### To do
Could you filter the listing for lines with the word "What" and return them?

(Beginning of Information supplied)

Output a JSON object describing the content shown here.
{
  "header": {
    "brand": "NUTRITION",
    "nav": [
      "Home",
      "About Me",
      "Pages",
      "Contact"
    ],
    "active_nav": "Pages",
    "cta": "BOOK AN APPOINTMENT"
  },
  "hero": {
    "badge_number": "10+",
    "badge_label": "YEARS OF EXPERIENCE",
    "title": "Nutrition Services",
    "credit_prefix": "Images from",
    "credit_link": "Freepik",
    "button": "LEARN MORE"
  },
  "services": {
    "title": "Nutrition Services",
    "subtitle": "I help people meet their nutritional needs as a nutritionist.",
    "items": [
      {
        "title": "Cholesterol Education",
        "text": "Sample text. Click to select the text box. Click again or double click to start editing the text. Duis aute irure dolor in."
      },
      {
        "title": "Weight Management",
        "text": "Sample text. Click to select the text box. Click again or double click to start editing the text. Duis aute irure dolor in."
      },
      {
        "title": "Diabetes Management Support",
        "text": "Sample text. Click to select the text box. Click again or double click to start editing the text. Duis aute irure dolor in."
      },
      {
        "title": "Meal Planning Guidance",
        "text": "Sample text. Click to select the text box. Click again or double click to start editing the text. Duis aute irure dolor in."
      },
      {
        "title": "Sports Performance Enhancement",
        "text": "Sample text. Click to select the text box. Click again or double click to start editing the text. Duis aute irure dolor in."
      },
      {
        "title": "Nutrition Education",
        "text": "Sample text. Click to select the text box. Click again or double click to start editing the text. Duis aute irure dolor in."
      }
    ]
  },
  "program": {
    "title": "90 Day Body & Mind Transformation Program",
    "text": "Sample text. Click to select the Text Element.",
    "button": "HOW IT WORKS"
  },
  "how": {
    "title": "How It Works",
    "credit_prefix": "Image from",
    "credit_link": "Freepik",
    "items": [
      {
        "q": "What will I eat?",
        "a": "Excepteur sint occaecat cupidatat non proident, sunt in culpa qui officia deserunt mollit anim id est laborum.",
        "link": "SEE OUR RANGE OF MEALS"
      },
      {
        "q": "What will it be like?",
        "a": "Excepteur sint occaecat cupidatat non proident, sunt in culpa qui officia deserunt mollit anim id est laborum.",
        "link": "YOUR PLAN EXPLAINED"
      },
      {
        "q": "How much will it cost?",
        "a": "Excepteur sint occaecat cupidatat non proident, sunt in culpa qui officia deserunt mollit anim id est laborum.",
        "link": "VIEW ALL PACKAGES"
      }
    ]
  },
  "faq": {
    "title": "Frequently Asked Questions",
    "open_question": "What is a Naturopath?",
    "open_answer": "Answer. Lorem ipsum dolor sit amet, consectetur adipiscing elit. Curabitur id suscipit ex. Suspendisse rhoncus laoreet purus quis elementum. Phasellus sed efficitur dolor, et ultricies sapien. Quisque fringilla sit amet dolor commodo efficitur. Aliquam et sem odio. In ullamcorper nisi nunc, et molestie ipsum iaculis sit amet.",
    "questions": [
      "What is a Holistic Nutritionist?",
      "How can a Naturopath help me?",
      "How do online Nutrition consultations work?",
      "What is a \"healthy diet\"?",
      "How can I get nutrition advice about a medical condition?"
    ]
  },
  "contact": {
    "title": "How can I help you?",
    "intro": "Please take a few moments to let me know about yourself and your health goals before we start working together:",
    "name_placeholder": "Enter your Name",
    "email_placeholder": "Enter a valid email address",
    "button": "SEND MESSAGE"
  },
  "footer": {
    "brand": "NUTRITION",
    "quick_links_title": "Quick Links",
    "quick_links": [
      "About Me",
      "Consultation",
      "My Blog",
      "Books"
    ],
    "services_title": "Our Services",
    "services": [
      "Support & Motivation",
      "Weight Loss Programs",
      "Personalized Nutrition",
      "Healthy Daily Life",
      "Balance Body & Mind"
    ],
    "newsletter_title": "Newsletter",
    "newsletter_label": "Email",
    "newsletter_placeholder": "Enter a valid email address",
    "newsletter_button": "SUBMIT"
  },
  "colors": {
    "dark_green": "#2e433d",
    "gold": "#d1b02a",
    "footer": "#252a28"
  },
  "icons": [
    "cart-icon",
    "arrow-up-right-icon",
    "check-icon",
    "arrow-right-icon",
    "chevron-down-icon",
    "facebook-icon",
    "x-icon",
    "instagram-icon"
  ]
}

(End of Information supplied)

### Answer section
        "q": "What will I eat?",
        "q": "What will it be like?",
    "open_question": "What is a Naturopath?",
      "What is a Holistic Nutritionist?",
      "What is a \"healthy diet\"?",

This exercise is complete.